This widespread dune plant is edible and also performs an important
role in stabilizing the sand, enabling the dune to develop into
a friendly environment for other plants.
This is a spreading shrub with dark green, sessile, glistening leaves.
The sheen is caused by small, shiny, water-storage cells that cover
the surface of the leaf. The small, 4-petalled, yellow flowers are
situated in groups of 3-5 in the upper leaf axils. They flower from
August to November. The fruits are thickly 4-winged.
Found on coastal sand dunes from southern Namibia to the Eastern
Derivation of name and historical aspects
The genus name is derived from the Latin word, tetragonus
which means 4-angled, relating to the fruit, and decumbens
means prostrate with tip rising upwards.
early colonizer of moist sand dunes, it is an extremely valuable
plant for stabilizing moving sand. It acts as a seed-trap and also
provides organic matter that enables other species to grow on the
dunes. The accumulation of plants matter such as that of Tetragonia
decumbens, and the subsequent establishment of other plants, enable
dunes to develop from foredunes to rear dunes that are stabilized
by increasing plant growth. The four-angled fruits are easily blown
about by the wind, aiding their dispersal.
Apart from their very important use to stabilize moving sand, the
plants are also edible. The new growth, which occurs during the
rainy season, is the best to use. The tops and leafy stems are harvested
and must be thoroughly washed to remove the clinging sea sand. They
are then boiled and because the flavour is rather bland, one of
the traditional Cape seasonings, in the form of Oxalis pes-caprae,
and a blob of butter added to the dish make it more palatable. The
texture of the resulting spinach is somewhat grainy, but not unpleasant.
Raw leaves have a somewhat salty taste. It is thought that with
appropriate selection, the plant could be domesticated, yielding
a crop similar to its close relative, New Zealand spinach, Tetragonia
Growing Tetragonia decumbens
The easiest method of growing this plant is to pull up branches
from the sand and separate pieces with roots attached as cuttings.
These can be planted directly in situ into well-drained, sandy soil,
which must be kept slightly moist until the plants have established
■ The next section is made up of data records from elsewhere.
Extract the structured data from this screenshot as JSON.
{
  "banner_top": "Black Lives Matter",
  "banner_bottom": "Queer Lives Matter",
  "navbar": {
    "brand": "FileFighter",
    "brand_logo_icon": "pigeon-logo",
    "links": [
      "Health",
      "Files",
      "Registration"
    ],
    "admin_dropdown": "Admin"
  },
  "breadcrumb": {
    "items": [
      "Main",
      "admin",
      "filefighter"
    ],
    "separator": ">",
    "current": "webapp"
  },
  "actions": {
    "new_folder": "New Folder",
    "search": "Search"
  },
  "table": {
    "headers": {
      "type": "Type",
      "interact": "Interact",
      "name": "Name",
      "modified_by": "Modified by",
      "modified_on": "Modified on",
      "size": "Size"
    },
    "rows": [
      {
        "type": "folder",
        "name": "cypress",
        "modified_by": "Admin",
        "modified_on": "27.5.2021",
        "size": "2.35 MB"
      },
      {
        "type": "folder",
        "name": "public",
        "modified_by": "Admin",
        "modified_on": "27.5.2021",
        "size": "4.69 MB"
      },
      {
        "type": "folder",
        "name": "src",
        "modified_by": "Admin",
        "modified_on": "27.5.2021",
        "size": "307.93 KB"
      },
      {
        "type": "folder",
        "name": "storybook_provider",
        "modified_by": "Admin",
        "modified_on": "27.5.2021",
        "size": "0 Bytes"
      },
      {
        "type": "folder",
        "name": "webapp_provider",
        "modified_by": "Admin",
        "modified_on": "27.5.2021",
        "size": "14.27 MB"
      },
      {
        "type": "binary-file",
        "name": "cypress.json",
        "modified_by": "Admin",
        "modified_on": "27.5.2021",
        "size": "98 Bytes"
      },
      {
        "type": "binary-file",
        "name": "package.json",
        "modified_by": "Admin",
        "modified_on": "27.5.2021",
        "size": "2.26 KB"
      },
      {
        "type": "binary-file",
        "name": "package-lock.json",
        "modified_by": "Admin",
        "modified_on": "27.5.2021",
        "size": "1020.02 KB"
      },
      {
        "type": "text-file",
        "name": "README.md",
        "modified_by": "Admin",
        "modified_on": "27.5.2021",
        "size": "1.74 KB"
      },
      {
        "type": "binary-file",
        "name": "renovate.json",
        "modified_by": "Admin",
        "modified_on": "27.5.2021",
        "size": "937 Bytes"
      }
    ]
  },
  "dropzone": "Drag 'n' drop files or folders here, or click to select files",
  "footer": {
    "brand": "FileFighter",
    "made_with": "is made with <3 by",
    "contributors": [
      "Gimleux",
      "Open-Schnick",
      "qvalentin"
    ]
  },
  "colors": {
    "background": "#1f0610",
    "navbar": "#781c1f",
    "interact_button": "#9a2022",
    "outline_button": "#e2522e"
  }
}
Pests and diseases: The leaves are occasionally chewed by
insects, but are more likely to be damaged to a very small extent
by strong winds and sandblasting. Trampling also causes damage.
- Adamson, R.S. & Salter, T.A. (eds). 1950. Flora of the
Cape Peninsula. Juta, Cape Town & Johannesburg.
- Manning, J.P. & Goldblatt, P. 2000. Wild flowers of the
fairest Cape. Red Roof Design & the National Botanical
Institute, Cape Town.
- Smith, C.A. 1966. Common names of South African plants. Memoirs
of the Botanical Survey of South Africa No. 35.
- Van Wyk, B-E. & Gericke, N. 2000. People's plants. A
guide to useful plants of southern Africa. Briza Publications,
Harold Porter National Botanical Garden